__TASK PROMPT__. Wherever "action" shows up in the records below, copy the whole line.

[Page and application data records]
*** Block opens ***

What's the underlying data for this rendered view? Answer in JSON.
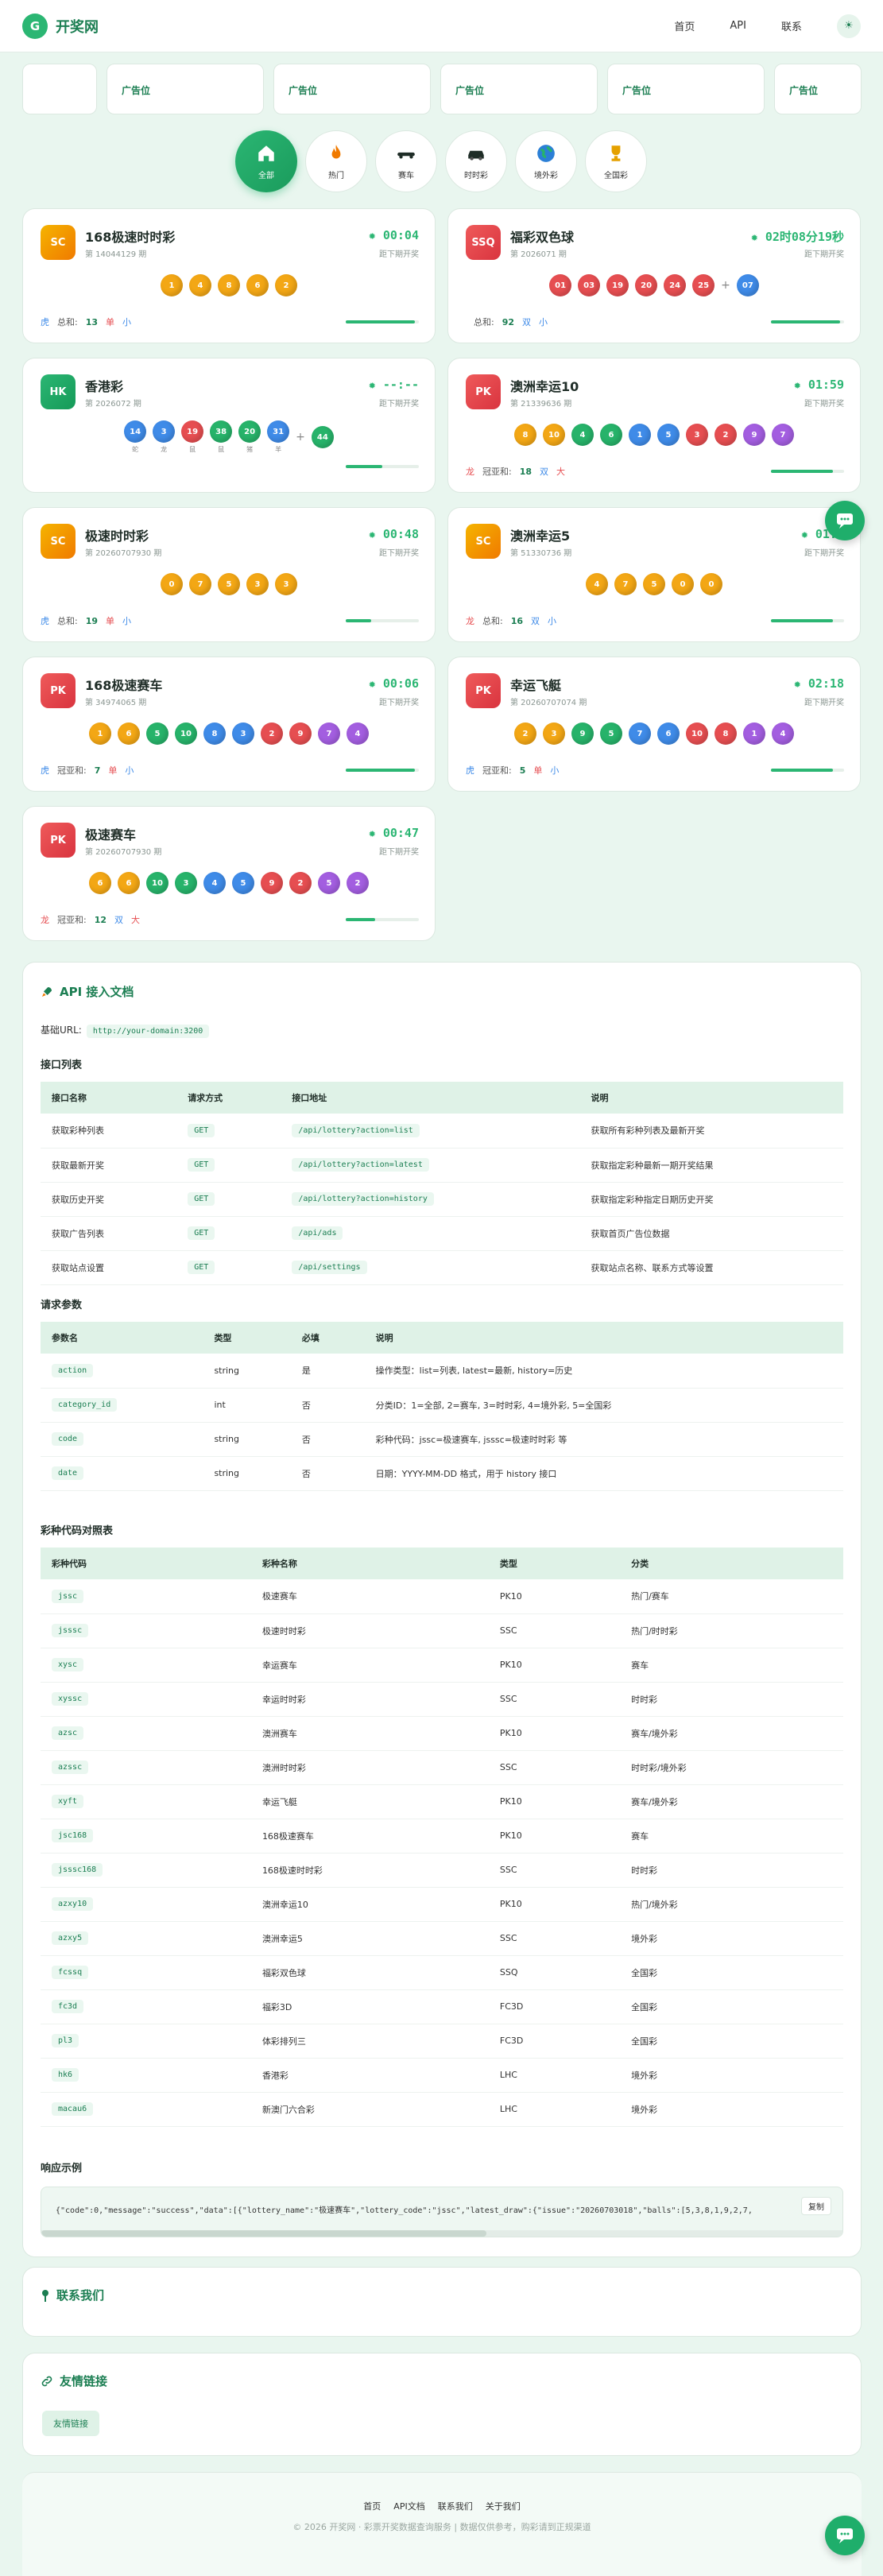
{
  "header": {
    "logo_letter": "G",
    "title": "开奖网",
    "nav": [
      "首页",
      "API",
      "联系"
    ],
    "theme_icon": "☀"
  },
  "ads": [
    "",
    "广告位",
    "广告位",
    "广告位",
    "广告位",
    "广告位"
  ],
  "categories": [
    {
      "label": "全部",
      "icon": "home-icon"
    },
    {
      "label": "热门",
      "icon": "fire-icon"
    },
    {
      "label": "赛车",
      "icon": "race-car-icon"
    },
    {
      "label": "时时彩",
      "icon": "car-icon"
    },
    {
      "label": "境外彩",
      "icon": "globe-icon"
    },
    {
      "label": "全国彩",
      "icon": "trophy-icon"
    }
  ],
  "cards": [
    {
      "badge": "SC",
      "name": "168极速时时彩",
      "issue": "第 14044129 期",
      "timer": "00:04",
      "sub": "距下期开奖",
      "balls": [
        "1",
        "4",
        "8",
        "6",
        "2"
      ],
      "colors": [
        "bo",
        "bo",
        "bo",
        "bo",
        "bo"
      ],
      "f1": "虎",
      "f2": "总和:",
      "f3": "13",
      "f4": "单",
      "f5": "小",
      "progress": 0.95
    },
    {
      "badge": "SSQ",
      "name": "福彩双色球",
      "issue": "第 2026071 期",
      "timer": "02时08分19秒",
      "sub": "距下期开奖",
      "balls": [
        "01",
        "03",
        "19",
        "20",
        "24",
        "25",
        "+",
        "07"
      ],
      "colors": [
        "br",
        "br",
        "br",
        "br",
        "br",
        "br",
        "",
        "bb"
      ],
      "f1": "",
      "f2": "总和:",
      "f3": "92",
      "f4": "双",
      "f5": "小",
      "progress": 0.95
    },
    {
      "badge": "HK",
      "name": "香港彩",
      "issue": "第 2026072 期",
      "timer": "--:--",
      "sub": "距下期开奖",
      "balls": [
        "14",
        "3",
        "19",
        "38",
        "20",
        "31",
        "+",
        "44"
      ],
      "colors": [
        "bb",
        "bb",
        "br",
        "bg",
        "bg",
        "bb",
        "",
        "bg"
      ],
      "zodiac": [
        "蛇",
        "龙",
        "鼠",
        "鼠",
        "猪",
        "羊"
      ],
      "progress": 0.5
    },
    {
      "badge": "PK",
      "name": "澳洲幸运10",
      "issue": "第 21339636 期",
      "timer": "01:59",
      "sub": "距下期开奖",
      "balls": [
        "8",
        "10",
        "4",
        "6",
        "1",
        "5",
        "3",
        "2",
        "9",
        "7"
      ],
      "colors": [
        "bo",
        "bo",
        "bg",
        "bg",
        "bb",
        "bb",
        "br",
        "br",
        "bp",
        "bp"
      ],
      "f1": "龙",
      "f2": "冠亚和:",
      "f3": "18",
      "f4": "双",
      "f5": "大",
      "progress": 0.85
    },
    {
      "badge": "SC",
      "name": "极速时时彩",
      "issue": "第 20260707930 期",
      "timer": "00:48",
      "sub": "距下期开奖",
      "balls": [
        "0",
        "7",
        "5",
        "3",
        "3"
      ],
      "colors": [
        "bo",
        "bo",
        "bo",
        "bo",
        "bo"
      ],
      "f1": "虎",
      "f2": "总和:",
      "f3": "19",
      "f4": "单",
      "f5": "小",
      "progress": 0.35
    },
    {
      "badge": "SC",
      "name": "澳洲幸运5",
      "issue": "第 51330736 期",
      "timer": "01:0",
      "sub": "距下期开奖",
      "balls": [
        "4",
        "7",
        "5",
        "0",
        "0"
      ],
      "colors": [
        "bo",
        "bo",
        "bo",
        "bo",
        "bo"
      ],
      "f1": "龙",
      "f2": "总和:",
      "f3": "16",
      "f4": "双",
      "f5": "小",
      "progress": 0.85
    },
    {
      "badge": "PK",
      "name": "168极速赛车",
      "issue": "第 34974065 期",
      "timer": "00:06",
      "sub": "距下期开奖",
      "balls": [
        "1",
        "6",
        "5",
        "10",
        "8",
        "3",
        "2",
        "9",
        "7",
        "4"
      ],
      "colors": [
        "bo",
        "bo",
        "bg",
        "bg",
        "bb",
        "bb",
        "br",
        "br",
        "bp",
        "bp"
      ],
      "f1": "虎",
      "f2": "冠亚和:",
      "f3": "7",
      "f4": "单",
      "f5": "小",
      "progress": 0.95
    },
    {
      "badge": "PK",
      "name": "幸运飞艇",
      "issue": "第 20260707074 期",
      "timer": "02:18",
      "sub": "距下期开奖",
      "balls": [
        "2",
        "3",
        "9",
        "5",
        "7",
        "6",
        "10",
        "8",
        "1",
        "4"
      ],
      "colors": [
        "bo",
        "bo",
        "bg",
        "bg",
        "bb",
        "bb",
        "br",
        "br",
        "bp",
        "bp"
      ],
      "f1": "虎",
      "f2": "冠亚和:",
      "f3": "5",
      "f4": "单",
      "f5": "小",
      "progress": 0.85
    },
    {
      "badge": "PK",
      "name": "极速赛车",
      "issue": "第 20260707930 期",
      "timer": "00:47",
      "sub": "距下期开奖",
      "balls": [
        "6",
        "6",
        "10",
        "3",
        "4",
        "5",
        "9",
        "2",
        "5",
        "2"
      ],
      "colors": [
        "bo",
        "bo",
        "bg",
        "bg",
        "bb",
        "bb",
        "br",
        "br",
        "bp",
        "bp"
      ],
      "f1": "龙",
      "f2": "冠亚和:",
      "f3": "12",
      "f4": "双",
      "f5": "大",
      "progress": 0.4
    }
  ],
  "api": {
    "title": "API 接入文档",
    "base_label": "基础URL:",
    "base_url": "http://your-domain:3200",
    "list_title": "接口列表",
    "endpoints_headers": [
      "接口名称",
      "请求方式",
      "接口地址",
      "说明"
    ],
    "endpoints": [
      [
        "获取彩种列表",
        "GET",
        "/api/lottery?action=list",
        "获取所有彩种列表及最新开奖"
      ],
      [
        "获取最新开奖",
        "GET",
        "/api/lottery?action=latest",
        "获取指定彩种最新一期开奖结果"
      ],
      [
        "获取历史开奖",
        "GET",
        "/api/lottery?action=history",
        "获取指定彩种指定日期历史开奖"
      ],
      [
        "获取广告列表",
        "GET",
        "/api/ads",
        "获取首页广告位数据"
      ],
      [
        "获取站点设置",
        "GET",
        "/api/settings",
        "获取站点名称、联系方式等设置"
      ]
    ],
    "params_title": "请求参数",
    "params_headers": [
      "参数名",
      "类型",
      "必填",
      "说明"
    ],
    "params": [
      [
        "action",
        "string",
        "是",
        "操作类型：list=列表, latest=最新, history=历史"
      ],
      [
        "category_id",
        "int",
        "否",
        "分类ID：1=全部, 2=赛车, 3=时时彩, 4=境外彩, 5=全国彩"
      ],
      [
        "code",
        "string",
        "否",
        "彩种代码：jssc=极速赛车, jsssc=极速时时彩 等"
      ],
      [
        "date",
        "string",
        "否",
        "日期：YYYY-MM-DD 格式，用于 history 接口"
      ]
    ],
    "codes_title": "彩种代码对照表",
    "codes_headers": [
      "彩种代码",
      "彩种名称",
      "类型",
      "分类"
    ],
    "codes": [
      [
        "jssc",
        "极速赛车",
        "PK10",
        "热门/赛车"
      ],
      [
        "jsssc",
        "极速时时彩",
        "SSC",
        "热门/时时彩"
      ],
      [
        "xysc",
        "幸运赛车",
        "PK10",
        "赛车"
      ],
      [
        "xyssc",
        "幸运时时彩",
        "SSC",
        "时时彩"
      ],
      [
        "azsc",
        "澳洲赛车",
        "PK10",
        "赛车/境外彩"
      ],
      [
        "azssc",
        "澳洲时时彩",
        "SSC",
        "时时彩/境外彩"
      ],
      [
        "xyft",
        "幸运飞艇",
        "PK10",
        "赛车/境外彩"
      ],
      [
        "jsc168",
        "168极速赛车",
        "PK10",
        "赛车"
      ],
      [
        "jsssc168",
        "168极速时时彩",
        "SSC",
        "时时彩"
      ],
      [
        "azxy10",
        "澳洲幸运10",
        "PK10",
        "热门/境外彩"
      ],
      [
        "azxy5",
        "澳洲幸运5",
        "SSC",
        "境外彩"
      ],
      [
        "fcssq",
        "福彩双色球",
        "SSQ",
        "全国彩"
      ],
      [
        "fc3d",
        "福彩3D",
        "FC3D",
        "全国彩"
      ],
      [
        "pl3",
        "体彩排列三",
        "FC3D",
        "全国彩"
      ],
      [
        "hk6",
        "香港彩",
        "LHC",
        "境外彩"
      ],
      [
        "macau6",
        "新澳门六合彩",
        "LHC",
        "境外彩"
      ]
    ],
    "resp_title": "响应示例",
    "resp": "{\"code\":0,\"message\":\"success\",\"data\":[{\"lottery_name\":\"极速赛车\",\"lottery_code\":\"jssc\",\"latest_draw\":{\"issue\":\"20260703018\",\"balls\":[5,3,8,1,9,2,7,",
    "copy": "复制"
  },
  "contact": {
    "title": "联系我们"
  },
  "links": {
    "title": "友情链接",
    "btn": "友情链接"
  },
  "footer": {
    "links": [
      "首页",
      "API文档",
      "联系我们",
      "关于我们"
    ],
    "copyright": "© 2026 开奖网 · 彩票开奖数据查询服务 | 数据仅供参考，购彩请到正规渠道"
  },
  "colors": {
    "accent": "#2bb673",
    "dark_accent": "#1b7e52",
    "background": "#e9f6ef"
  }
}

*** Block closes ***

__TASK RESULT__.
        "/api/lottery?action=list",
        "/api/lottery?action=latest",
        "/api/lottery?action=history",
        "action",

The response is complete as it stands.